The number of facilities reporting CLABSI data in 2011 increased to 3,472, up from 2,242 in 2010.The number of facilities reporting CAUTI data increased from 981 in 2010 to 1,807 in 2011. The number of facilities reporting SSI data increased slightly more than 50 percent from 1,388 in 2010 to 2,130 in 2011. CDC speculates that this increase in reporting is due to hospitals coming into compliance with new CMS reporting requirements that began in 2011 and 2012.
CDC reported that in 2011 there were 18,113 CLABSIs and that modeling had predicted 30,616. The actual number of CAUTIs reported in 2011 was 14,315 and that modeling predicted 15,398 during this time period. The number of SSIs was 6,357 during in 2011, while the modeling predicted 7,682 SSIs. The CDC said that the report indicated that steady progress is occurring towards the goal of a 50 percent reduction in CLABSIs, a 25 percent reduction in SSIs, and a 25 percent reduction in CAUTIs over the course of a five-year period. The data reported in this study was from 2011, the third year of the five-year period. The cost to Medicare for caring for these HAIs in 2011 was estimated by the CDC to be $322 million.
The Robert Wood Johnson Foundation analyzed readmission data from the Dartmouth Atlas Project and CMS, and researchers determined that readmission rates to hospitals did not change significantly from 2008 to 2010. A readmission is deemed to occur when a patient is released from the hospital and then readmitted within 30 days.

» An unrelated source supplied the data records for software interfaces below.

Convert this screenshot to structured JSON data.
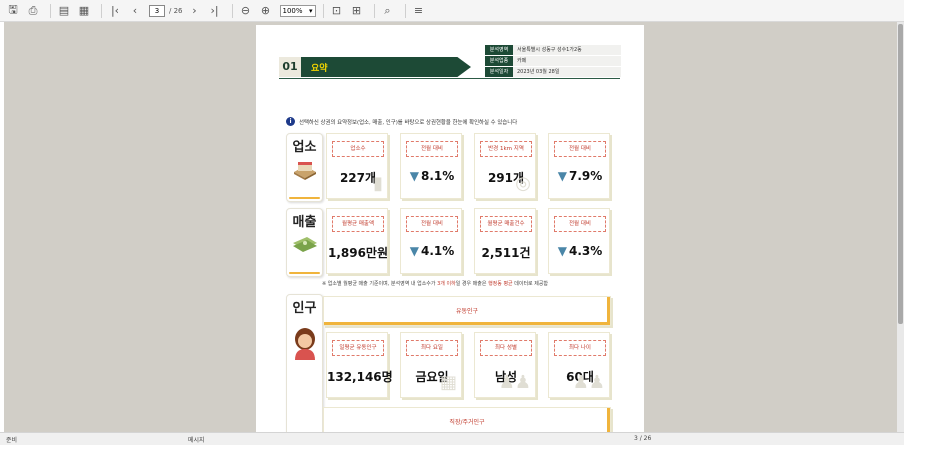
{
  "toolbar": {
    "page_current": "3",
    "page_total": "/ 26",
    "zoom": "100%"
  },
  "statusbar": {
    "left": "준비",
    "middle": "메시지",
    "right": "3 / 26"
  },
  "report": {
    "section_number": "01",
    "section_title": "요약",
    "info": [
      {
        "key": "분석영역",
        "value": "서울특별시 성동구 성수1가2동"
      },
      {
        "key": "분석업종",
        "value": "카페"
      },
      {
        "key": "분석일자",
        "value": "2023년 03월 28일"
      }
    ],
    "notice": "선택하신 상권의 요약정보(업소, 매출, 인구)를 바탕으로 상권현황을 한눈에 확인하실 수 있습니다",
    "stores": {
      "label": "업소",
      "cards": [
        {
          "label": "업소수",
          "value": "227개",
          "down": false
        },
        {
          "label": "전월 대비",
          "value": "8.1%",
          "down": true
        },
        {
          "label": "반경 1km 지역",
          "value": "291개",
          "down": false
        },
        {
          "label": "전월 대비",
          "value": "7.9%",
          "down": true
        }
      ]
    },
    "sales": {
      "label": "매출",
      "cards": [
        {
          "label": "월평균 매출액",
          "value": "1,896만원",
          "down": false
        },
        {
          "label": "전월 대비",
          "value": "4.1%",
          "down": true
        },
        {
          "label": "월평균 매출건수",
          "value": "2,511건",
          "down": false
        },
        {
          "label": "전월 대비",
          "value": "4.3%",
          "down": true
        }
      ]
    },
    "note": {
      "prefix": "※ 업소별 월평균 매출 기준이며, 분석영역 내 업소수가 ",
      "highlight1": "3개 이하",
      "middle": "일 경우 매출은 ",
      "highlight2": "행정동 평균",
      "suffix": " 데이터로 제공함"
    },
    "population": {
      "label": "인구",
      "floating_header": "유동인구",
      "cards": [
        {
          "label": "일평균 유동인구",
          "value": "132,146명"
        },
        {
          "label": "최다 요일",
          "value": "금요일"
        },
        {
          "label": "최다 성별",
          "value": "남성"
        },
        {
          "label": "최다 나이",
          "value": "60대"
        }
      ],
      "resident_header": "직장/주거인구"
    }
  },
  "colors": {
    "accent_green": "#1d4a36",
    "accent_yellow": "#f0b43c",
    "label_red": "#c0392b",
    "down_arrow": "#4a86a8"
  }
}
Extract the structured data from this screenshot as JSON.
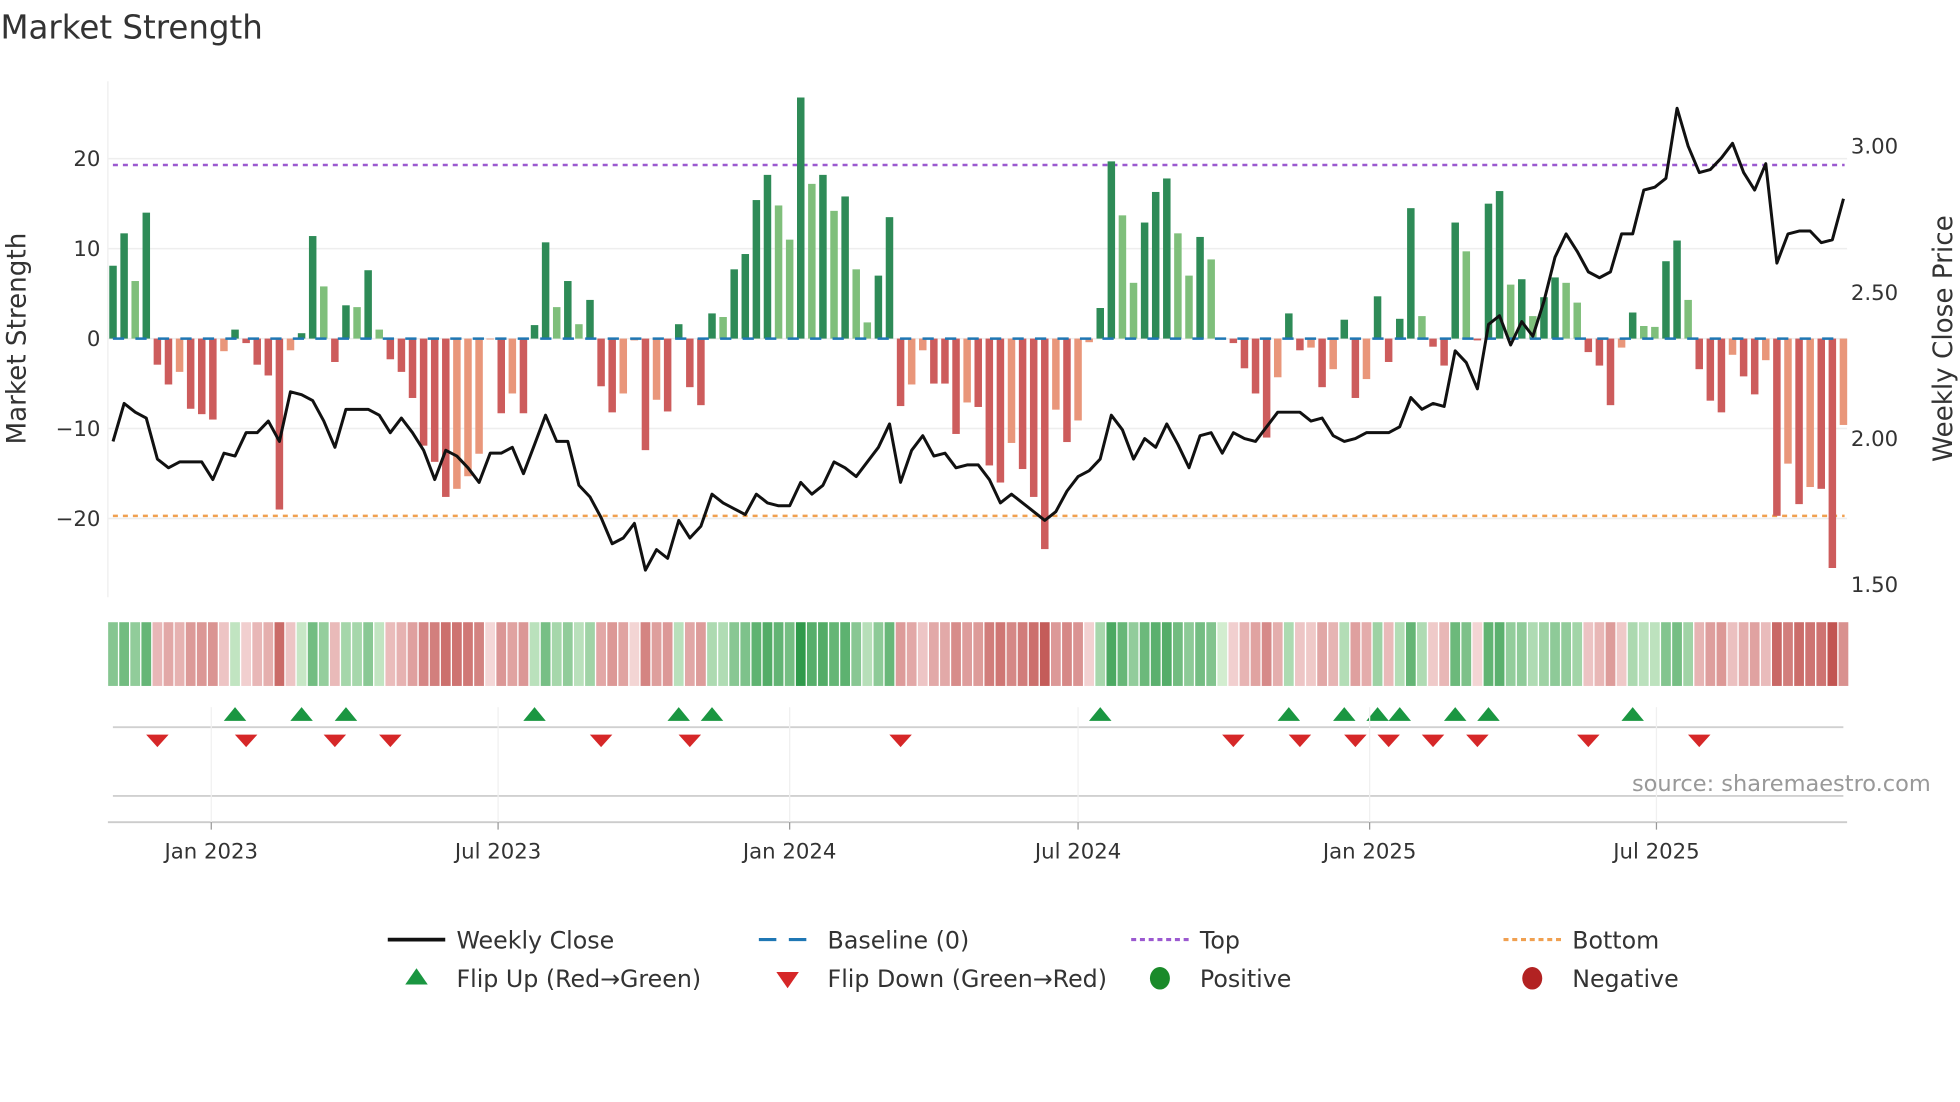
{
  "chart_data": {
    "type": "bar",
    "title": "Market Strength",
    "ylabel": "Market Strength",
    "y2label": "Weekly Close Price",
    "ylim": [
      -28,
      28
    ],
    "y2lim": [
      1.45,
      3.23
    ],
    "yticks": [
      20,
      10,
      0,
      -10,
      -20
    ],
    "ytick_labels": [
      "20",
      "10",
      "0",
      "−10",
      "−20"
    ],
    "y2ticks": [
      3.0,
      2.5,
      2.0,
      1.5
    ],
    "y2tick_labels": [
      "3.00",
      "2.50",
      "2.00",
      "1.50"
    ],
    "x_start": "2022-10-31",
    "x_step_days": 7,
    "xticks": [
      {
        "date": "2023-01-01",
        "label": "Jan 2023"
      },
      {
        "date": "2023-07-01",
        "label": "Jul 2023"
      },
      {
        "date": "2024-01-01",
        "label": "Jan 2024"
      },
      {
        "date": "2024-07-01",
        "label": "Jul 2024"
      },
      {
        "date": "2025-01-01",
        "label": "Jan 2025"
      },
      {
        "date": "2025-07-01",
        "label": "Jul 2025"
      }
    ],
    "top_level": 19.3,
    "bottom_level": -19.7,
    "baseline": 0,
    "strength": [
      8.1,
      11.7,
      6.4,
      14.0,
      -2.9,
      -5.1,
      -3.7,
      -7.8,
      -8.4,
      -9.0,
      -1.4,
      1.0,
      -0.5,
      -2.9,
      -4.1,
      -19.0,
      -1.3,
      0.6,
      11.4,
      5.8,
      -2.6,
      3.7,
      3.5,
      7.6,
      1.0,
      -2.3,
      -3.7,
      -6.6,
      -11.9,
      -13.7,
      -17.6,
      -16.7,
      -15.3,
      -12.8,
      -0.1,
      -8.3,
      -6.1,
      -8.3,
      1.5,
      10.7,
      3.5,
      6.4,
      1.6,
      4.3,
      -5.3,
      -8.2,
      -6.1,
      -0.2,
      -12.4,
      -6.8,
      -8.1,
      1.6,
      -5.4,
      -7.4,
      2.8,
      2.4,
      7.7,
      9.4,
      15.4,
      18.2,
      14.8,
      11.0,
      26.8,
      17.2,
      18.2,
      14.2,
      15.8,
      7.7,
      1.8,
      7.0,
      13.5,
      -7.5,
      -5.1,
      -1.3,
      -5.0,
      -5.0,
      -10.6,
      -7.1,
      -7.6,
      -14.1,
      -16.0,
      -11.6,
      -14.5,
      -17.6,
      -23.4,
      -7.9,
      -11.5,
      -9.1,
      -0.4,
      3.4,
      19.7,
      13.7,
      6.2,
      12.9,
      16.3,
      17.8,
      11.7,
      7.0,
      11.3,
      8.8,
      0.1,
      -0.5,
      -3.3,
      -6.1,
      -11.0,
      -4.3,
      2.8,
      -1.3,
      -1.0,
      -5.4,
      -3.4,
      2.1,
      -6.6,
      -4.5,
      4.7,
      -2.6,
      2.2,
      14.5,
      2.5,
      -0.9,
      -3.0,
      12.9,
      9.7,
      -0.2,
      15.0,
      16.4,
      6.0,
      6.6,
      2.5,
      4.6,
      6.8,
      6.2,
      4.0,
      -1.5,
      -3.0,
      -7.4,
      -1.0,
      2.9,
      1.4,
      1.3,
      8.6,
      10.9,
      4.3,
      -3.4,
      -6.9,
      -8.2,
      -1.8,
      -4.2,
      -6.2,
      -2.4,
      -19.7,
      -13.9,
      -18.4,
      -16.5,
      -16.7,
      -25.5,
      -9.6
    ],
    "close": [
      1.99,
      2.12,
      2.09,
      2.07,
      1.93,
      1.9,
      1.92,
      1.92,
      1.92,
      1.86,
      1.95,
      1.94,
      2.02,
      2.02,
      2.06,
      1.99,
      2.16,
      2.15,
      2.13,
      2.06,
      1.97,
      2.1,
      2.1,
      2.1,
      2.08,
      2.02,
      2.07,
      2.02,
      1.96,
      1.86,
      1.96,
      1.94,
      1.9,
      1.85,
      1.95,
      1.95,
      1.97,
      1.88,
      1.98,
      2.08,
      1.99,
      1.99,
      1.84,
      1.8,
      1.73,
      1.64,
      1.66,
      1.71,
      1.55,
      1.62,
      1.59,
      1.72,
      1.66,
      1.7,
      1.81,
      1.78,
      1.76,
      1.74,
      1.81,
      1.78,
      1.77,
      1.77,
      1.85,
      1.81,
      1.84,
      1.92,
      1.9,
      1.87,
      1.92,
      1.97,
      2.05,
      1.85,
      1.96,
      2.01,
      1.94,
      1.95,
      1.9,
      1.91,
      1.91,
      1.86,
      1.78,
      1.81,
      1.78,
      1.75,
      1.72,
      1.75,
      1.82,
      1.87,
      1.89,
      1.93,
      2.08,
      2.03,
      1.93,
      2.0,
      1.97,
      2.05,
      1.98,
      1.9,
      2.01,
      2.02,
      1.95,
      2.02,
      2.0,
      1.99,
      2.04,
      2.09,
      2.09,
      2.09,
      2.06,
      2.07,
      2.01,
      1.99,
      2.0,
      2.02,
      2.02,
      2.02,
      2.04,
      2.14,
      2.1,
      2.12,
      2.11,
      2.3,
      2.26,
      2.17,
      2.39,
      2.42,
      2.32,
      2.4,
      2.35,
      2.47,
      2.62,
      2.7,
      2.64,
      2.57,
      2.55,
      2.57,
      2.7,
      2.7,
      2.85,
      2.86,
      2.89,
      3.13,
      3.0,
      2.91,
      2.92,
      2.96,
      3.01,
      2.91,
      2.85,
      2.94,
      2.6,
      2.7,
      2.71,
      2.71,
      2.67,
      2.68,
      2.82
    ],
    "legend": {
      "placement": "bottom-center",
      "items": [
        {
          "label": "Weekly Close",
          "kind": "line"
        },
        {
          "label": "Baseline (0)",
          "kind": "dash"
        },
        {
          "label": "Top",
          "kind": "dot-purple"
        },
        {
          "label": "Bottom",
          "kind": "dot-orange"
        },
        {
          "label": "Flip Up (Red→Green)",
          "kind": "up"
        },
        {
          "label": "Flip Down (Green→Red)",
          "kind": "down"
        },
        {
          "label": "Positive",
          "kind": "circle-green"
        },
        {
          "label": "Negative",
          "kind": "circle-red"
        }
      ]
    },
    "source": "source: sharemaestro.com",
    "grid": true
  },
  "colors": {
    "pos_strong": "#2e8b57",
    "pos_weak": "#7fbf7b",
    "neg_strong": "#cd5c5c",
    "neg_weak": "#e9967a",
    "line": "#111111",
    "baseline": "#1f77b4",
    "top": "#9b59d0",
    "bottom": "#f0a050",
    "flip_up": "#1a9641",
    "flip_down": "#d62728",
    "positive": "#1a8a2a",
    "negative": "#b22222"
  }
}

It does not matter if the patient is readmitted for a new condition, the treatment of a related condition, or because of the original condition.
The readmission rate for patients who had surgery was 12.7 percent in 2008 and 12.4 percent in 2010, according to the Robert Wood Johnson Foundation. For patients who were treated for congestive heart failure, the readmission rate was 21.4 percent in 2008 and 21.1 percent in 2010. For patients who were treated for a heart attack the readmission rate was 18.7 percent in 2008 and 18.1 percent in 2010. Finally, for patients treated for pneumonia in 2008, 15.3 percent were readmitted within 30 days and the percentage was exactly the same 15.3 percent in 2010. Previous research estimated that one out five patients admitted to a hospital is readmitted within 30 days.
CMS estimates that $26 billion is spent on readmissions annually and that $17 billion of that amount could be avoided if patients received the right care after discharge. The study found that the majority of these readmission are caused by inadequate discharge planning, poor care coordination, and the lack of effective longitudinal community-based care.
The Patient Protection and Affordable Care Act (PPACA) (P.L. 111-148) began penalizing hospitals by reducing their reimbursements beginning in October 2012 if their readmission rate was above a certain threshold. So far more than 2,000 hospitals have seen reductions in reimbursement because their readmission rates for pneumonia, congestive heart failure, or heart attack patients were too high. A one percent reduction, the maximum, was applied to 307 hospitals on October 1, 2012; the remainder of the 2,000 hospitals received less severe reductions. The maximum penalties increase to 2 percent in 2013 and 3 percent in 2014.